I am a Ph.D. student working in the combined fields of software, electronics, and control engineering. During my research, I have been developing some code that I am considering publishing later as a precompiled library. I made some tests on STM32H7 MCUs using the STM32CubeMX generator. In some parts of the code, to speed-up the computations on a specific core, I use dependencies to CMSIS and HAL. Since I don’t want to go fully into open-source yet (but don’t sell the library either) I don’t plan to redistribute CMSIS and HAL in any way. I would like to inform a potential user in a manual or paper that there is a dependency on some specific methods from CMSIS and HAL and that he needs to obtain and link those libraries on his own. So I came up with the following questions:


  1. Is commercial usage different than academic usage? Are there any specific licenses from STMicroelectronics and Arm about using their libraries, including Cube, CMSIS, HAL, etc. for academic research? Am I allowed to use those tools to focus on experiments if I need to check any specific algorithms or shall I reinvent the wheel every time to blink a LED?
  2. Is calling a specific method (API reference) in my code, namely usage, treated as redistribution? Let’s say if in my library myLib I call the method void B:A(void);from the library B which has the viral-type license, does it mean I also need to release myLib under the same license, or only if I attach the source code of B in myLib
  3. Similarily to (2.) if I put and publish some example code snippets e.g. about the usage in an article, presentation or training materials?
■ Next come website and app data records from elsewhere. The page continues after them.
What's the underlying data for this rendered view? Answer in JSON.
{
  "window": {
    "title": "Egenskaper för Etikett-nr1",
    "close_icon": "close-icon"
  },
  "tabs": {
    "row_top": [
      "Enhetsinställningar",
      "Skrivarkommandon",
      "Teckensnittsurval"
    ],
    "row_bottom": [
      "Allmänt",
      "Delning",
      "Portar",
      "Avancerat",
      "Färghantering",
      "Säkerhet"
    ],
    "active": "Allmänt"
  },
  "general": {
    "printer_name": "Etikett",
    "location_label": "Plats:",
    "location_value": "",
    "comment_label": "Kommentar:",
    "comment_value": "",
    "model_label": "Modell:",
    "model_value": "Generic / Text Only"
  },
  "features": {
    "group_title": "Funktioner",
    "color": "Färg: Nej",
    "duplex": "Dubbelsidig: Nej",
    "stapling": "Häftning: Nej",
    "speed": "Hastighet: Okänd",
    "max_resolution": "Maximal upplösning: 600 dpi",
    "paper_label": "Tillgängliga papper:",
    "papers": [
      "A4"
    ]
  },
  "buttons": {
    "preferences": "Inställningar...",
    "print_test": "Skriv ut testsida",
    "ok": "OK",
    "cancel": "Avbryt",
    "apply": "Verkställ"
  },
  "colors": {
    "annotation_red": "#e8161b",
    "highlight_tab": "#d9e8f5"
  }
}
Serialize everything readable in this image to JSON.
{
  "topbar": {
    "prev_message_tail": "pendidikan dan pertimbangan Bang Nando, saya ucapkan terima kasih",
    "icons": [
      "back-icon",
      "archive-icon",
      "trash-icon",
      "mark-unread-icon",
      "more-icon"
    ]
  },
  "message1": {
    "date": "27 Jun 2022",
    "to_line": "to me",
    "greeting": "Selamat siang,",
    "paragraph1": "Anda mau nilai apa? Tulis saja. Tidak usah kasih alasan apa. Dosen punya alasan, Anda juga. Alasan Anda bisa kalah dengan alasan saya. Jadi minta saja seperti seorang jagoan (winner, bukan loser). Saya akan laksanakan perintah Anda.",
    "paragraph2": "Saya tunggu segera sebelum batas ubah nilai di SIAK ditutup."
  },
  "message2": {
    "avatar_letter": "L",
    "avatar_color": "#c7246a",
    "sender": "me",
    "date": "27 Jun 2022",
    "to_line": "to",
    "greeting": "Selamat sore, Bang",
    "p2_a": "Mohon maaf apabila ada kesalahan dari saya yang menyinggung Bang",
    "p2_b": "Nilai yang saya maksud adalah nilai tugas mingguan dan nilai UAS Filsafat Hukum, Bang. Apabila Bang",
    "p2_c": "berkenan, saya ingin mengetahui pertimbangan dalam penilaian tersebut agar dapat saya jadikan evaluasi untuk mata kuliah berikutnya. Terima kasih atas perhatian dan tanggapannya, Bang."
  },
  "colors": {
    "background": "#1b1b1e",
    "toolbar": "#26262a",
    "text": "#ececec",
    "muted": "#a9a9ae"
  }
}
There is no problem for me reducing the snippets but perhaps it might be less undestandable for a reader what is going on. Is this a place where a citation in a comment could be considered, e.g. “This method is a part of library A which is available at (1)”

Thank you for all the answers.